| About this task |
Return each line of the data below exactly, omitting any pictures.
****************
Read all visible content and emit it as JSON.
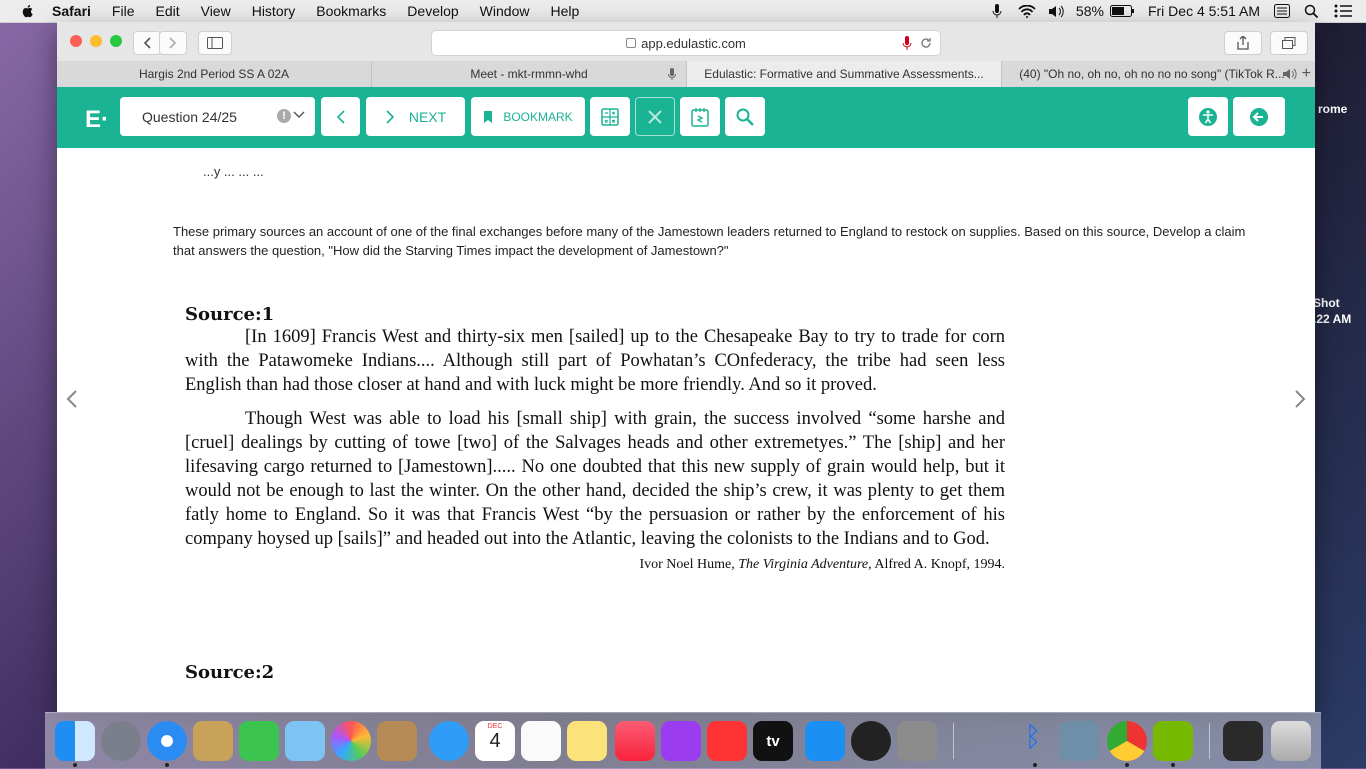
{
  "menubar": {
    "app": "Safari",
    "items": [
      "File",
      "Edit",
      "View",
      "History",
      "Bookmarks",
      "Develop",
      "Window",
      "Help"
    ],
    "battery": "58%",
    "clock": "Fri Dec 4  5:51 AM"
  },
  "browser": {
    "url": "app.edulastic.com",
    "tabs": [
      {
        "label": "Hargis 2nd Period SS A 02A"
      },
      {
        "label": "Meet - mkt-rmmn-whd"
      },
      {
        "label": "Edulastic: Formative and Summative Assessments..."
      },
      {
        "label": "(40) \"Oh no, oh no, oh no no no song\" (TikTok R..."
      }
    ]
  },
  "appbar": {
    "logo": "E·",
    "question_select": "Question 24/25",
    "info_badge": "!",
    "next_label": "NEXT",
    "bookmark_label": "BOOKMARK"
  },
  "content": {
    "cut_line": "...y                 ...                 ...              ...",
    "prompt": "These primary sources  an account of one of the final exchanges before many of the Jamestown leaders returned to England to restock on supplies. Based on this source, Develop a claim that answers the question, \"How did the Starving Times impact the development of Jamestown?\"",
    "source1_title": "Source:1",
    "source1_p1": "[In 1609] Francis West and thirty-six men [sailed] up to the Chesapeake Bay to try to trade for corn with the Patawomeke Indians.... Although still part of Powhatan’s COnfederacy, the tribe had seen less English than had those closer at hand and with luck might be more friendly. And so it proved.",
    "source1_p2": "Though West was able to load his [small ship] with grain, the success involved “some harshe and [cruel] dealings by cutting of towe [two] of the Salvages heads and other extremetyes.” The [ship] and her lifesaving cargo returned to [Jamestown]..... No one doubted that this new supply of grain would help, but it would not be enough to last the winter.  On the other hand, decided the ship’s crew, it was plenty to get them fatly home to England. So it was that Francis West “by the persuasion or rather by the enforcement of his company hoysed up [sails]” and headed out into the Atlantic, leaving the colonists to the Indians and to God.",
    "cite_author": "Ivor Noel Hume, ",
    "cite_title": "The Virginia Adventure",
    "cite_rest": ", Alfred A. Knopf, 1994.",
    "source2_title": "Source:2"
  },
  "desktop": {
    "label1": "rome",
    "label2": "Shot",
    "label3": ".22 AM"
  },
  "dock": {
    "calendar_month": "DEC",
    "calendar_day": "4",
    "tv_label": "tv"
  }
}
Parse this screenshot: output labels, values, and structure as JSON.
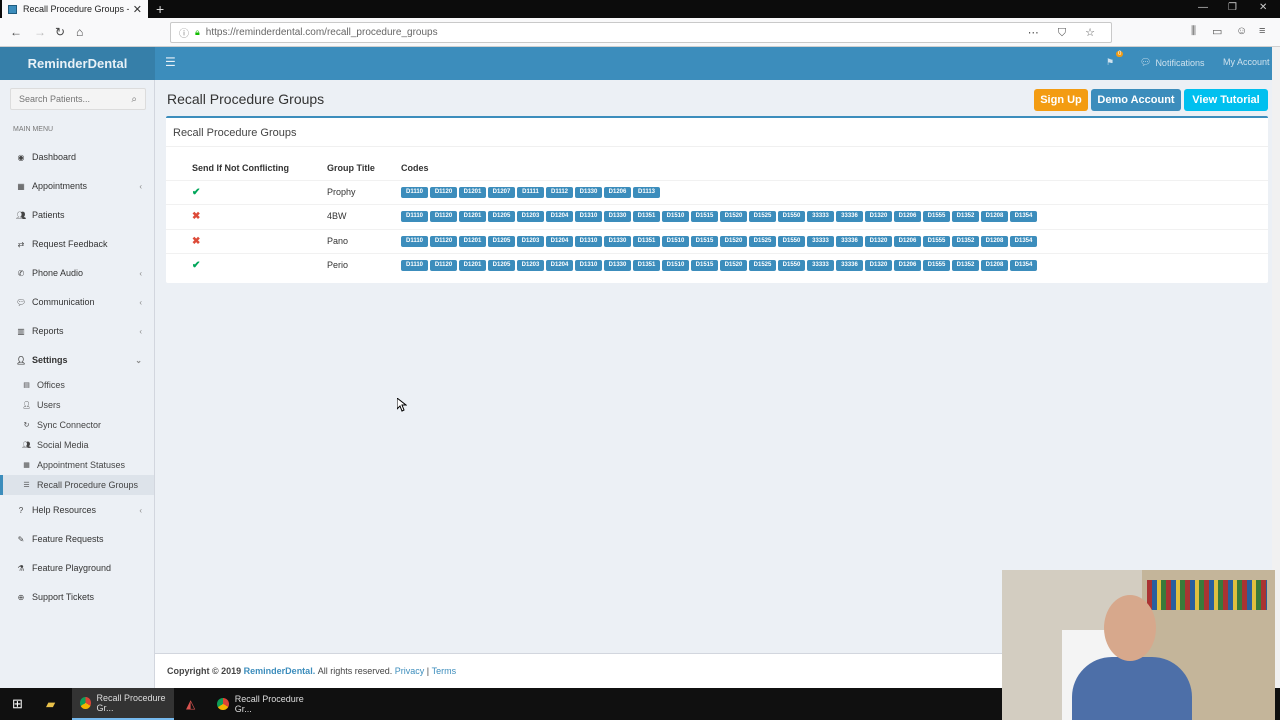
{
  "browser": {
    "tab_title": "Recall Procedure Groups - Rem",
    "new_tab": "+",
    "url": "https://reminderdental.com/recall_procedure_groups"
  },
  "header": {
    "logo": "ReminderDental",
    "notifications_label": "Notifications",
    "account_label": "My Account",
    "flag_count": "0"
  },
  "sidebar": {
    "search_placeholder": "Search Patients...",
    "menu_header": "MAIN MENU",
    "items": [
      {
        "label": "Dashboard",
        "icon": "dashboard-icon"
      },
      {
        "label": "Appointments",
        "icon": "calendar-icon"
      },
      {
        "label": "Patients",
        "icon": "users-icon"
      },
      {
        "label": "Request Feedback",
        "icon": "feedback-icon"
      },
      {
        "label": "Phone Audio",
        "icon": "phone-icon"
      },
      {
        "label": "Communication",
        "icon": "comments-icon"
      },
      {
        "label": "Reports",
        "icon": "chart-icon"
      },
      {
        "label": "Settings",
        "icon": "user-icon"
      }
    ],
    "sub_items": [
      {
        "label": "Offices"
      },
      {
        "label": "Users"
      },
      {
        "label": "Sync Connector"
      },
      {
        "label": "Social Media"
      },
      {
        "label": "Appointment Statuses"
      },
      {
        "label": "Recall Procedure Groups"
      }
    ],
    "bottom_items": [
      {
        "label": "Help Resources"
      },
      {
        "label": "Feature Requests"
      },
      {
        "label": "Feature Playground"
      },
      {
        "label": "Support Tickets"
      }
    ]
  },
  "main": {
    "page_title": "Recall Procedure Groups",
    "buttons": {
      "sign_up": "Sign Up",
      "demo_account": "Demo Account",
      "view_tutorial": "View Tutorial"
    },
    "box_title": "Recall Procedure Groups",
    "table": {
      "headers": [
        "Send If Not Conflicting",
        "Group Title",
        "Codes"
      ],
      "rows": [
        {
          "send": true,
          "title": "Prophy",
          "codes": [
            "D1110",
            "D1120",
            "D1201",
            "D1207",
            "D1111",
            "D1112",
            "D1330",
            "D1206",
            "D1113"
          ]
        },
        {
          "send": false,
          "title": "4BW",
          "codes": [
            "D1110",
            "D1120",
            "D1201",
            "D1205",
            "D1203",
            "D1204",
            "D1310",
            "D1330",
            "D1351",
            "D1510",
            "D1515",
            "D1520",
            "D1525",
            "D1550",
            "33333",
            "33336",
            "D1320",
            "D1206",
            "D1555",
            "D1352",
            "D1208",
            "D1354"
          ]
        },
        {
          "send": false,
          "title": "Pano",
          "codes": [
            "D1110",
            "D1120",
            "D1201",
            "D1205",
            "D1203",
            "D1204",
            "D1310",
            "D1330",
            "D1351",
            "D1510",
            "D1515",
            "D1520",
            "D1525",
            "D1550",
            "33333",
            "33336",
            "D1320",
            "D1206",
            "D1555",
            "D1352",
            "D1208",
            "D1354"
          ]
        },
        {
          "send": true,
          "title": "Perio",
          "codes": [
            "D1110",
            "D1120",
            "D1201",
            "D1205",
            "D1203",
            "D1204",
            "D1310",
            "D1330",
            "D1351",
            "D1510",
            "D1515",
            "D1520",
            "D1525",
            "D1550",
            "33333",
            "33336",
            "D1320",
            "D1206",
            "D1555",
            "D1352",
            "D1208",
            "D1354"
          ]
        }
      ]
    }
  },
  "footer": {
    "copyright": "Copyright © 2019",
    "brand": "ReminderDental.",
    "rights": "All rights reserved.",
    "privacy": "Privacy",
    "separator": "|",
    "terms": "Terms"
  },
  "taskbar": {
    "task1": "Recall Procedure Gr...",
    "task2": "Recall Procedure Gr..."
  },
  "colors": {
    "primary": "#3c8dbc",
    "warning": "#f39c12",
    "info": "#00c0ef",
    "success": "#00a65a",
    "danger": "#dd4b39"
  }
}
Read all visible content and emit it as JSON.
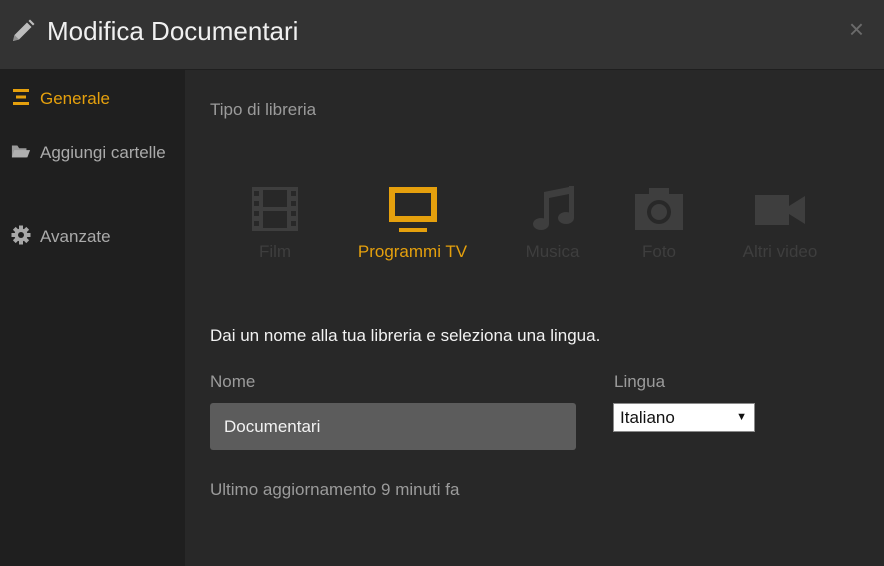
{
  "header": {
    "title": "Modifica Documentari",
    "close_label": "×",
    "icon": "pencil-icon"
  },
  "sidebar": {
    "items": [
      {
        "label": "Generale",
        "icon": "list-icon",
        "active": true
      },
      {
        "label": "Aggiungi cartelle",
        "icon": "folder-icon",
        "active": false
      },
      {
        "label": "Avanzate",
        "icon": "gear-icon",
        "active": false
      }
    ]
  },
  "main": {
    "section_label": "Tipo di libreria",
    "library_types": [
      {
        "label": "Film",
        "icon": "film-icon",
        "selected": false
      },
      {
        "label": "Programmi TV",
        "icon": "tv-icon",
        "selected": true
      },
      {
        "label": "Musica",
        "icon": "music-icon",
        "selected": false
      },
      {
        "label": "Foto",
        "icon": "camera-icon",
        "selected": false
      },
      {
        "label": "Altri video",
        "icon": "video-camera-icon",
        "selected": false
      }
    ],
    "instruction": "Dai un nome alla tua libreria e seleziona una lingua.",
    "name_label": "Nome",
    "name_value": "Documentari",
    "language_label": "Lingua",
    "language_value": "Italiano",
    "last_update": "Ultimo aggiornamento 9 minuti fa"
  },
  "colors": {
    "accent": "#e5a00d",
    "background": "#282828",
    "sidebar": "#1f1f1f",
    "header": "#333333",
    "inactive_icon": "#3e3e3e"
  }
}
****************
| Answer section |
Read all visible content and emit it as JSON.
{
  "menubar": {
    "app": "Safari",
    "items": [
      "File",
      "Edit",
      "View",
      "History",
      "Bookmarks",
      "Develop",
      "Window",
      "Help"
    ],
    "battery": "58%",
    "clock": "Fri Dec 4  5:51 AM"
  },
  "browser": {
    "url": "app.edulastic.com",
    "tabs": [
      {
        "label": "Hargis 2nd Period SS A 02A"
      },
      {
        "label": "Meet - mkt-rmmn-whd"
      },
      {
        "label": "Edulastic: Formative and Summative Assessments..."
      },
      {
        "label": "(40) \"Oh no, oh no, oh no no no song\" (TikTok R..."
      }
    ]
  },
  "appbar": {
    "logo": "E·",
    "question_select": "Question 24/25",
    "info_badge": "!",
    "next_label": "NEXT",
    "bookmark_label": "BOOKMARK"
  },
  "content": {
    "cut_line": "...y                 ...                 ...              ...",
    "prompt": "These primary sources  an account of one of the final exchanges before many of the Jamestown leaders returned to England to restock on supplies. Based on this source, Develop a claim that answers the question, \"How did the Starving Times impact the development of Jamestown?\"",
    "source1_title": "Source:1",
    "source1_p1": "[In 1609] Francis West and thirty-six men [sailed] up to the Chesapeake Bay to try to trade for corn with the Patawomeke Indians.... Although still part of Powhatan’s COnfederacy, the tribe had seen less English than had those closer at hand and with luck might be more friendly. And so it proved.",
    "source1_p2": "Though West was able to load his [small ship] with grain, the success involved “some harshe and [cruel] dealings by cutting of towe [two] of the Salvages heads and other extremetyes.” The [ship] and her lifesaving cargo returned to [Jamestown]..... No one doubted that this new supply of grain would help, but it would not be enough to last the winter.  On the other hand, decided the ship’s crew, it was plenty to get them fatly home to England. So it was that Francis West “by the persuasion or rather by the enforcement of his company hoysed up [sails]” and headed out into the Atlantic, leaving the colonists to the Indians and to God.",
    "cite_author": "Ivor Noel Hume, ",
    "cite_title": "The Virginia Adventure",
    "cite_rest": ", Alfred A. Knopf, 1994.",
    "source2_title": "Source:2"
  },
  "desktop": {
    "label1": "rome",
    "label2": "Shot",
    "label3": ".22 AM"
  },
  "dock": {
    "calendar_month": "DEC",
    "calendar_day": "4",
    "tv_label": "tv"
  }
}
Parse this screenshot: output labels, values, and structure as JSON.
{
  "browser": {
    "tab_title": "Recall Procedure Groups - Rem",
    "new_tab": "+",
    "url": "https://reminderdental.com/recall_procedure_groups"
  },
  "header": {
    "logo": "ReminderDental",
    "notifications_label": "Notifications",
    "account_label": "My Account",
    "flag_count": "0"
  },
  "sidebar": {
    "search_placeholder": "Search Patients...",
    "menu_header": "MAIN MENU",
    "items": [
      {
        "label": "Dashboard",
        "icon": "dashboard-icon"
      },
      {
        "label": "Appointments",
        "icon": "calendar-icon"
      },
      {
        "label": "Patients",
        "icon": "users-icon"
      },
      {
        "label": "Request Feedback",
        "icon": "feedback-icon"
      },
      {
        "label": "Phone Audio",
        "icon": "phone-icon"
      },
      {
        "label": "Communication",
        "icon": "comments-icon"
      },
      {
        "label": "Reports",
        "icon": "chart-icon"
      },
      {
        "label": "Settings",
        "icon": "user-icon"
      }
    ],
    "sub_items": [
      {
        "label": "Offices"
      },
      {
        "label": "Users"
      },
      {
        "label": "Sync Connector"
      },
      {
        "label": "Social Media"
      },
      {
        "label": "Appointment Statuses"
      },
      {
        "label": "Recall Procedure Groups"
      }
    ],
    "bottom_items": [
      {
        "label": "Help Resources"
      },
      {
        "label": "Feature Requests"
      },
      {
        "label": "Feature Playground"
      },
      {
        "label": "Support Tickets"
      }
    ]
  },
  "main": {
    "page_title": "Recall Procedure Groups",
    "buttons": {
      "sign_up": "Sign Up",
      "demo_account": "Demo Account",
      "view_tutorial": "View Tutorial"
    },
    "box_title": "Recall Procedure Groups",
    "table": {
      "headers": [
        "Send If Not Conflicting",
        "Group Title",
        "Codes"
      ],
      "rows": [
        {
          "send": true,
          "title": "Prophy",
          "codes": [
            "D1110",
            "D1120",
            "D1201",
            "D1207",
            "D1111",
            "D1112",
            "D1330",
            "D1206",
            "D1113"
          ]
        },
        {
          "send": false,
          "title": "4BW",
          "codes": [
            "D1110",
            "D1120",
            "D1201",
            "D1205",
            "D1203",
            "D1204",
            "D1310",
            "D1330",
            "D1351",
            "D1510",
            "D1515",
            "D1520",
            "D1525",
            "D1550",
            "33333",
            "33336",
            "D1320",
            "D1206",
            "D1555",
            "D1352",
            "D1208",
            "D1354"
          ]
        },
        {
          "send": false,
          "title": "Pano",
          "codes": [
            "D1110",
            "D1120",
            "D1201",
            "D1205",
            "D1203",
            "D1204",
            "D1310",
            "D1330",
            "D1351",
            "D1510",
            "D1515",
            "D1520",
            "D1525",
            "D1550",
            "33333",
            "33336",
            "D1320",
            "D1206",
            "D1555",
            "D1352",
            "D1208",
            "D1354"
          ]
        },
        {
          "send": true,
          "title": "Perio",
          "codes": [
            "D1110",
            "D1120",
            "D1201",
            "D1205",
            "D1203",
            "D1204",
            "D1310",
            "D1330",
            "D1351",
            "D1510",
            "D1515",
            "D1520",
            "D1525",
            "D1550",
            "33333",
            "33336",
            "D1320",
            "D1206",
            "D1555",
            "D1352",
            "D1208",
            "D1354"
          ]
        }
      ]
    }
  },
  "footer": {
    "copyright": "Copyright © 2019",
    "brand": "ReminderDental.",
    "rights": "All rights reserved.",
    "privacy": "Privacy",
    "separator": "|",
    "terms": "Terms"
  },
  "taskbar": {
    "task1": "Recall Procedure Gr...",
    "task2": "Recall Procedure Gr..."
  },
  "colors": {
    "primary": "#3c8dbc",
    "warning": "#f39c12",
    "info": "#00c0ef",
    "success": "#00a65a",
    "danger": "#dd4b39"
  }
}
Read all visible content and emit it as JSON.
{
  "header": {
    "title": "Modifica Documentari",
    "close_label": "×",
    "icon": "pencil-icon"
  },
  "sidebar": {
    "items": [
      {
        "label": "Generale",
        "icon": "list-icon",
        "active": true
      },
      {
        "label": "Aggiungi cartelle",
        "icon": "folder-icon",
        "active": false
      },
      {
        "label": "Avanzate",
        "icon": "gear-icon",
        "active": false
      }
    ]
  },
  "main": {
    "section_label": "Tipo di libreria",
    "library_types": [
      {
        "label": "Film",
        "icon": "film-icon",
        "selected": false
      },
      {
        "label": "Programmi TV",
        "icon": "tv-icon",
        "selected": true
      },
      {
        "label": "Musica",
        "icon": "music-icon",
        "selected": false
      },
      {
        "label": "Foto",
        "icon": "camera-icon",
        "selected": false
      },
      {
        "label": "Altri video",
        "icon": "video-camera-icon",
        "selected": false
      }
    ],
    "instruction": "Dai un nome alla tua libreria e seleziona una lingua.",
    "name_label": "Nome",
    "name_value": "Documentari",
    "language_label": "Lingua",
    "language_value": "Italiano",
    "last_update": "Ultimo aggiornamento 9 minuti fa"
  },
  "colors": {
    "accent": "#e5a00d",
    "background": "#282828",
    "sidebar": "#1f1f1f",
    "header": "#333333",
    "inactive_icon": "#3e3e3e"
  }
}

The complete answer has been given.